### Task
Beginning with the first entry, restate the data word for word and leave out the images.

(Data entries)
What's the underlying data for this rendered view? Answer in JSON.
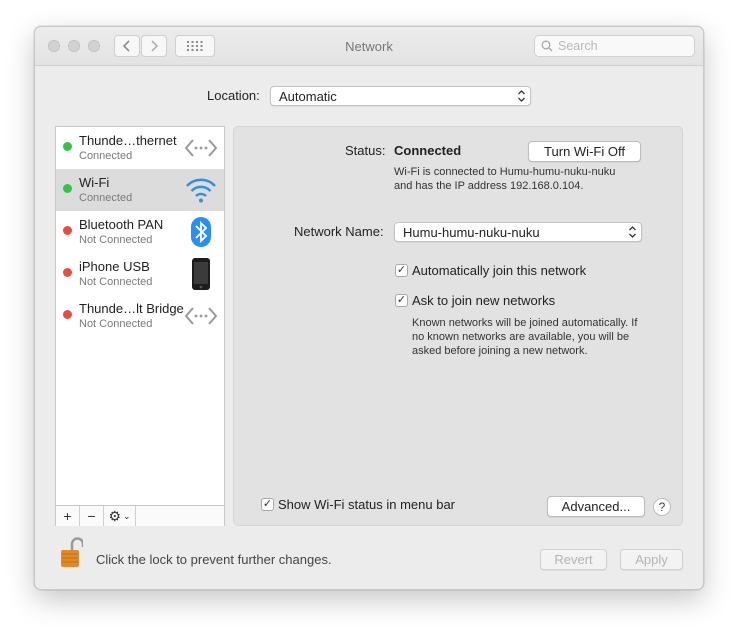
{
  "window": {
    "title": "Network"
  },
  "toolbar": {
    "search_placeholder": "Search"
  },
  "location": {
    "label": "Location:",
    "value": "Automatic"
  },
  "services": [
    {
      "name": "Thunde…thernet",
      "status": "Connected",
      "connected": true,
      "icon": "ethernet-arrows-icon"
    },
    {
      "name": "Wi-Fi",
      "status": "Connected",
      "connected": true,
      "icon": "wifi-icon",
      "selected": true
    },
    {
      "name": "Bluetooth PAN",
      "status": "Not Connected",
      "connected": false,
      "icon": "bluetooth-icon"
    },
    {
      "name": "iPhone USB",
      "status": "Not Connected",
      "connected": false,
      "icon": "iphone-icon"
    },
    {
      "name": "Thunde…lt Bridge",
      "status": "Not Connected",
      "connected": false,
      "icon": "ethernet-arrows-icon"
    }
  ],
  "sidebar_controls": {
    "add": "+",
    "remove": "−",
    "action": "⚙"
  },
  "detail": {
    "status_label": "Status:",
    "status_value": "Connected",
    "turn_off_button": "Turn Wi-Fi Off",
    "status_desc_line1": "Wi-Fi is connected to Humu-humu-nuku-nuku",
    "status_desc_line2": "and has the IP address 192.168.0.104.",
    "network_name_label": "Network Name:",
    "network_name_value": "Humu-humu-nuku-nuku",
    "auto_join_label": "Automatically join this network",
    "auto_join_checked": true,
    "ask_join_label": "Ask to join new networks",
    "ask_join_checked": true,
    "ask_desc_line1": "Known networks will be joined automatically. If",
    "ask_desc_line2": "no known networks are available, you will be",
    "ask_desc_line3": "asked before joining a new network.",
    "show_status_label": "Show Wi-Fi status in menu bar",
    "show_status_checked": true,
    "advanced_button": "Advanced...",
    "help_button": "?"
  },
  "footer": {
    "lock_text": "Click the lock to prevent further changes.",
    "revert_button": "Revert",
    "apply_button": "Apply"
  },
  "colors": {
    "connected": "#35c24a",
    "not_connected": "#e84a44",
    "wifi_blue": "#2f8fe8",
    "bluetooth_blue": "#2a8ff0",
    "lock_orange": "#e08a2a"
  }
}
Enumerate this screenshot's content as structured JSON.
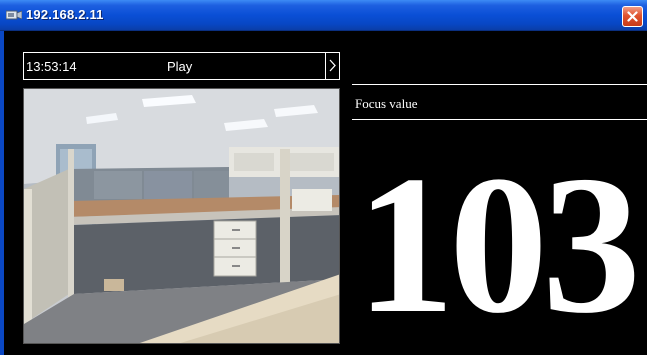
{
  "window": {
    "title": "192.168.2.11",
    "icon": "camera-app-icon",
    "close_icon": "close-icon"
  },
  "player": {
    "time": "13:53:14",
    "play_label": "Play",
    "next_icon": "chevron-right-icon"
  },
  "focus": {
    "label": "Focus value",
    "value": "103"
  },
  "colors": {
    "titlebar": "#0a4fd6",
    "close": "#e0532f",
    "background": "#000000",
    "text": "#ffffff"
  }
}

### Solution to the exercise
What's the underlying data for this rendered view? Answer in JSON.
{
  "window": {
    "title": "Network"
  },
  "toolbar": {
    "search_placeholder": "Search"
  },
  "location": {
    "label": "Location:",
    "value": "Automatic"
  },
  "services": [
    {
      "name": "Thunde…thernet",
      "status": "Connected",
      "connected": true,
      "icon": "ethernet-arrows-icon"
    },
    {
      "name": "Wi-Fi",
      "status": "Connected",
      "connected": true,
      "icon": "wifi-icon",
      "selected": true
    },
    {
      "name": "Bluetooth PAN",
      "status": "Not Connected",
      "connected": false,
      "icon": "bluetooth-icon"
    },
    {
      "name": "iPhone USB",
      "status": "Not Connected",
      "connected": false,
      "icon": "iphone-icon"
    },
    {
      "name": "Thunde…lt Bridge",
      "status": "Not Connected",
      "connected": false,
      "icon": "ethernet-arrows-icon"
    }
  ],
  "sidebar_controls": {
    "add": "+",
    "remove": "−",
    "action": "⚙"
  },
  "detail": {
    "status_label": "Status:",
    "status_value": "Connected",
    "turn_off_button": "Turn Wi-Fi Off",
    "status_desc_line1": "Wi-Fi is connected to Humu-humu-nuku-nuku",
    "status_desc_line2": "and has the IP address 192.168.0.104.",
    "network_name_label": "Network Name:",
    "network_name_value": "Humu-humu-nuku-nuku",
    "auto_join_label": "Automatically join this network",
    "auto_join_checked": true,
    "ask_join_label": "Ask to join new networks",
    "ask_join_checked": true,
    "ask_desc_line1": "Known networks will be joined automatically. If",
    "ask_desc_line2": "no known networks are available, you will be",
    "ask_desc_line3": "asked before joining a new network.",
    "show_status_label": "Show Wi-Fi status in menu bar",
    "show_status_checked": true,
    "advanced_button": "Advanced...",
    "help_button": "?"
  },
  "footer": {
    "lock_text": "Click the lock to prevent further changes.",
    "revert_button": "Revert",
    "apply_button": "Apply"
  },
  "colors": {
    "connected": "#35c24a",
    "not_connected": "#e84a44",
    "wifi_blue": "#2f8fe8",
    "bluetooth_blue": "#2a8ff0",
    "lock_orange": "#e08a2a"
  }
}
Enumerate this screenshot's content as structured JSON.
{
  "window": {
    "title": "192.168.2.11",
    "icon": "camera-app-icon",
    "close_icon": "close-icon"
  },
  "player": {
    "time": "13:53:14",
    "play_label": "Play",
    "next_icon": "chevron-right-icon"
  },
  "focus": {
    "label": "Focus value",
    "value": "103"
  },
  "colors": {
    "titlebar": "#0a4fd6",
    "close": "#e0532f",
    "background": "#000000",
    "text": "#ffffff"
  }
}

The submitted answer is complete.